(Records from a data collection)
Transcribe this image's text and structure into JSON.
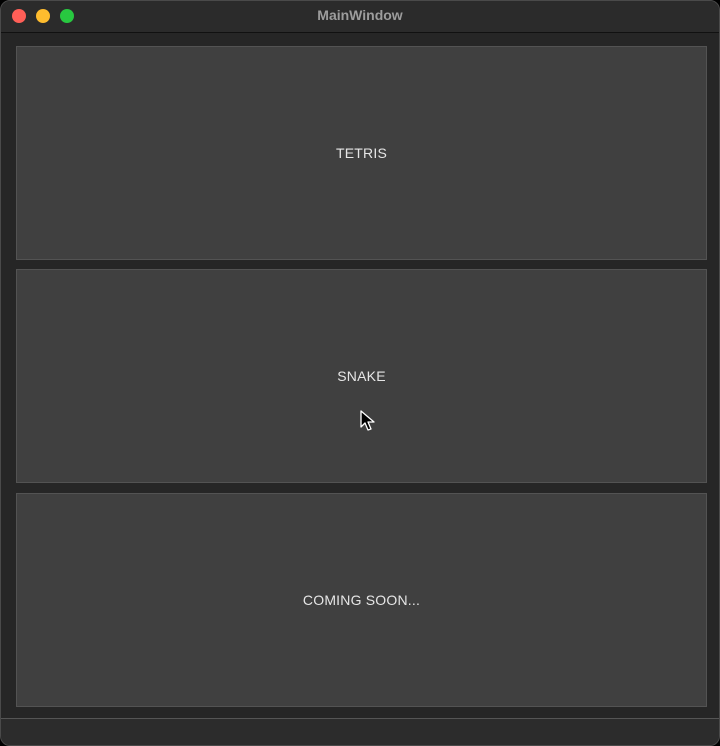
{
  "window": {
    "title": "MainWindow",
    "controls": [
      {
        "name": "close",
        "color": "#ff5f57"
      },
      {
        "name": "minimize",
        "color": "#febc2e"
      },
      {
        "name": "zoom",
        "color": "#28c840"
      }
    ]
  },
  "menu": {
    "buttons": [
      {
        "label": "TETRIS"
      },
      {
        "label": "SNAKE"
      },
      {
        "label": "COMING SOON..."
      }
    ]
  },
  "colors": {
    "button_background": "#404040",
    "window_background": "#262626",
    "text": "#e6e6e6"
  },
  "cursor": {
    "icon": "arrow-cursor-icon"
  }
}
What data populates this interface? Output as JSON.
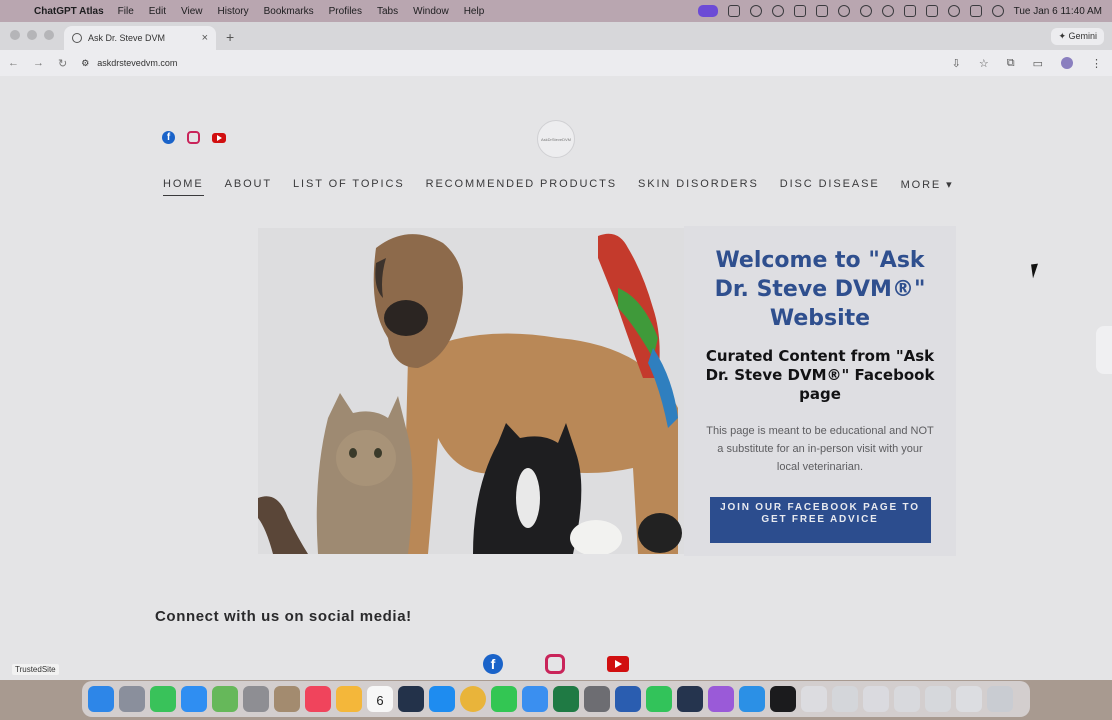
{
  "menubar": {
    "app_name": "ChatGPT Atlas",
    "items": [
      "File",
      "Edit",
      "View",
      "History",
      "Bookmarks",
      "Profiles",
      "Tabs",
      "Window",
      "Help"
    ],
    "clock": "Tue Jan 6  11:40 AM"
  },
  "browser": {
    "tab_title": "Ask Dr. Steve DVM",
    "url": "askdrstevedvm.com",
    "gemini_label": "Gemini",
    "avatar_letter": "L"
  },
  "site": {
    "nav": [
      "HOME",
      "ABOUT",
      "LIST OF TOPICS",
      "RECOMMENDED PRODUCTS",
      "SKIN DISORDERS",
      "DISC DISEASE",
      "MORE ▾"
    ],
    "active_nav": "HOME",
    "welcome_title": "Welcome to \"Ask Dr. Steve DVM®\" Website",
    "welcome_subtitle": "Curated Content from \"Ask Dr. Steve DVM®\" Facebook page",
    "welcome_body": "This page is meant to be educational and NOT a substitute for an in-person visit with your local veterinarian.",
    "cta_label": "JOIN OUR FACEBOOK PAGE TO GET FREE ADVICE",
    "connect_heading": "Connect with us on social media!",
    "trusted_badge": "TrustedSite"
  },
  "colors": {
    "brand_blue": "#2c4d8e",
    "title_blue": "#2f4f8e",
    "facebook": "#1a63c9",
    "instagram": "#c9245a",
    "youtube": "#d10f10"
  },
  "icons": {
    "social": [
      "facebook-icon",
      "instagram-icon",
      "youtube-icon"
    ]
  },
  "dock": {
    "calendar_day": "6",
    "apps": [
      "finder-icon",
      "launchpad-icon",
      "facetime-icon",
      "app-store-icon",
      "maps-icon",
      "settings-icon",
      "contacts-icon",
      "music-icon",
      "photos-icon",
      "calendar-icon",
      "telegram-icon",
      "safari-icon",
      "chrome-icon",
      "messages-icon",
      "mail-icon",
      "excel-icon",
      "calculator-icon",
      "word-icon",
      "whatsapp-icon",
      "telegram-alt-icon",
      "podcasts-icon",
      "q-app-icon",
      "chatgpt-icon",
      "window-1-icon",
      "window-2-icon",
      "window-3-icon",
      "window-4-icon",
      "window-5-icon",
      "window-6-icon",
      "trash-icon"
    ]
  }
}
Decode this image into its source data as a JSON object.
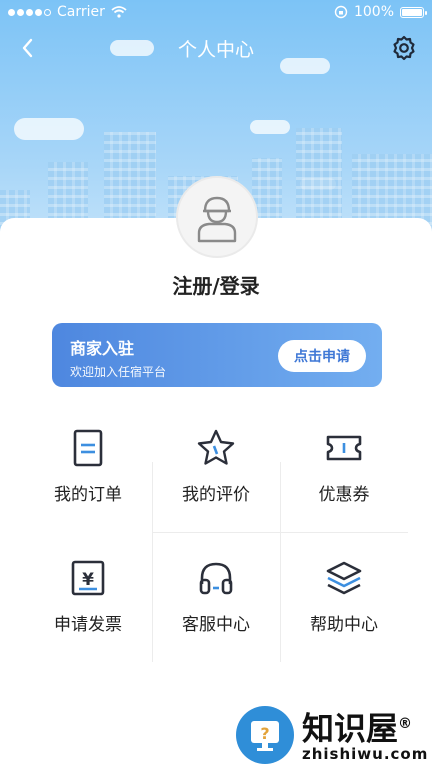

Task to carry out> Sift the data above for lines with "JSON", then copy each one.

Answer box>
Transcribe this image's text and structure into JSON.
What data populates this interface? Output as JSON.
Decode this image into its source data as a JSON object.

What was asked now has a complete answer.